Entries taken from a collection

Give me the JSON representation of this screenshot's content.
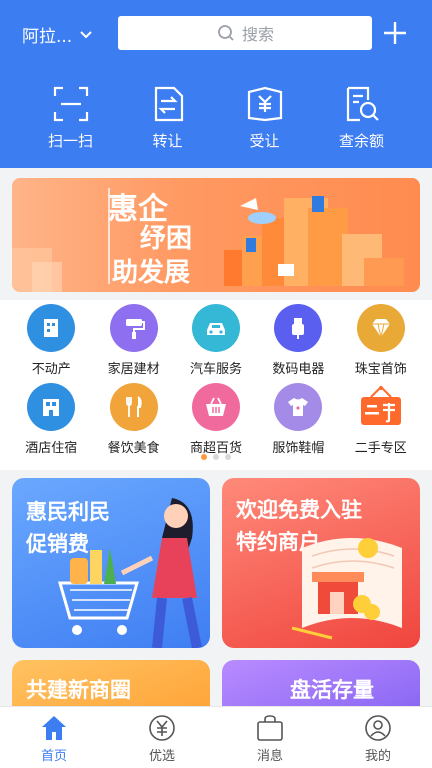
{
  "header": {
    "location": "阿拉...",
    "search_placeholder": "搜索",
    "quick_actions": [
      {
        "label": "扫一扫",
        "icon": "scan-icon"
      },
      {
        "label": "转让",
        "icon": "transfer-icon"
      },
      {
        "label": "受让",
        "icon": "receive-icon"
      },
      {
        "label": "查余额",
        "icon": "check-balance-icon"
      }
    ]
  },
  "banner": {
    "line1": "惠企",
    "line2": "纾困",
    "line3": "助发展"
  },
  "categories": [
    {
      "label": "不动产",
      "icon": "building-icon",
      "color": "#2f8fe0"
    },
    {
      "label": "家居建材",
      "icon": "paint-roller-icon",
      "color": "#8d6ff0"
    },
    {
      "label": "汽车服务",
      "icon": "car-icon",
      "color": "#35b7d6"
    },
    {
      "label": "数码电器",
      "icon": "usb-icon",
      "color": "#5b5ff0"
    },
    {
      "label": "珠宝首饰",
      "icon": "diamond-icon",
      "color": "#e8a937"
    },
    {
      "label": "酒店住宿",
      "icon": "hotel-icon",
      "color": "#2f8fe0"
    },
    {
      "label": "餐饮美食",
      "icon": "fork-knife-icon",
      "color": "#f0a43a"
    },
    {
      "label": "商超百货",
      "icon": "basket-icon",
      "color": "#f06a9e"
    },
    {
      "label": "服饰鞋帽",
      "icon": "tshirt-icon",
      "color": "#a58be8"
    },
    {
      "label": "二手专区",
      "icon": "secondhand-tag-icon",
      "color": "#ff6a2c"
    }
  ],
  "promos": {
    "card1": {
      "line1": "惠民利民",
      "line2": "促销费"
    },
    "card2": {
      "line1": "欢迎免费入驻",
      "line2": "特约商户"
    },
    "card3": {
      "line1": "共建新商圈"
    },
    "card4": {
      "line1": "盘活存量"
    }
  },
  "tabs": [
    {
      "label": "首页",
      "icon": "home-icon",
      "active": true
    },
    {
      "label": "优选",
      "icon": "yuan-coin-icon",
      "active": false
    },
    {
      "label": "消息",
      "icon": "bag-icon",
      "active": false
    },
    {
      "label": "我的",
      "icon": "user-icon",
      "active": false
    }
  ],
  "colors": {
    "primary": "#3d7df2",
    "accent": "#ff9a3c"
  }
}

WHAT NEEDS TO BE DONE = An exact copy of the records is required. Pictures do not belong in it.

RESPONSE TO THE EXERCISE =
Give me the JSON representation of this screenshot's content.
{
  "header": {
    "location": "阿拉...",
    "search_placeholder": "搜索",
    "quick_actions": [
      {
        "label": "扫一扫",
        "icon": "scan-icon"
      },
      {
        "label": "转让",
        "icon": "transfer-icon"
      },
      {
        "label": "受让",
        "icon": "receive-icon"
      },
      {
        "label": "查余额",
        "icon": "check-balance-icon"
      }
    ]
  },
  "banner": {
    "line1": "惠企",
    "line2": "纾困",
    "line3": "助发展"
  },
  "categories": [
    {
      "label": "不动产",
      "icon": "building-icon",
      "color": "#2f8fe0"
    },
    {
      "label": "家居建材",
      "icon": "paint-roller-icon",
      "color": "#8d6ff0"
    },
    {
      "label": "汽车服务",
      "icon": "car-icon",
      "color": "#35b7d6"
    },
    {
      "label": "数码电器",
      "icon": "usb-icon",
      "color": "#5b5ff0"
    },
    {
      "label": "珠宝首饰",
      "icon": "diamond-icon",
      "color": "#e8a937"
    },
    {
      "label": "酒店住宿",
      "icon": "hotel-icon",
      "color": "#2f8fe0"
    },
    {
      "label": "餐饮美食",
      "icon": "fork-knife-icon",
      "color": "#f0a43a"
    },
    {
      "label": "商超百货",
      "icon": "basket-icon",
      "color": "#f06a9e"
    },
    {
      "label": "服饰鞋帽",
      "icon": "tshirt-icon",
      "color": "#a58be8"
    },
    {
      "label": "二手专区",
      "icon": "secondhand-tag-icon",
      "color": "#ff6a2c"
    }
  ],
  "promos": {
    "card1": {
      "line1": "惠民利民",
      "line2": "促销费"
    },
    "card2": {
      "line1": "欢迎免费入驻",
      "line2": "特约商户"
    },
    "card3": {
      "line1": "共建新商圈"
    },
    "card4": {
      "line1": "盘活存量"
    }
  },
  "tabs": [
    {
      "label": "首页",
      "icon": "home-icon",
      "active": true
    },
    {
      "label": "优选",
      "icon": "yuan-coin-icon",
      "active": false
    },
    {
      "label": "消息",
      "icon": "bag-icon",
      "active": false
    },
    {
      "label": "我的",
      "icon": "user-icon",
      "active": false
    }
  ],
  "colors": {
    "primary": "#3d7df2",
    "accent": "#ff9a3c"
  }
}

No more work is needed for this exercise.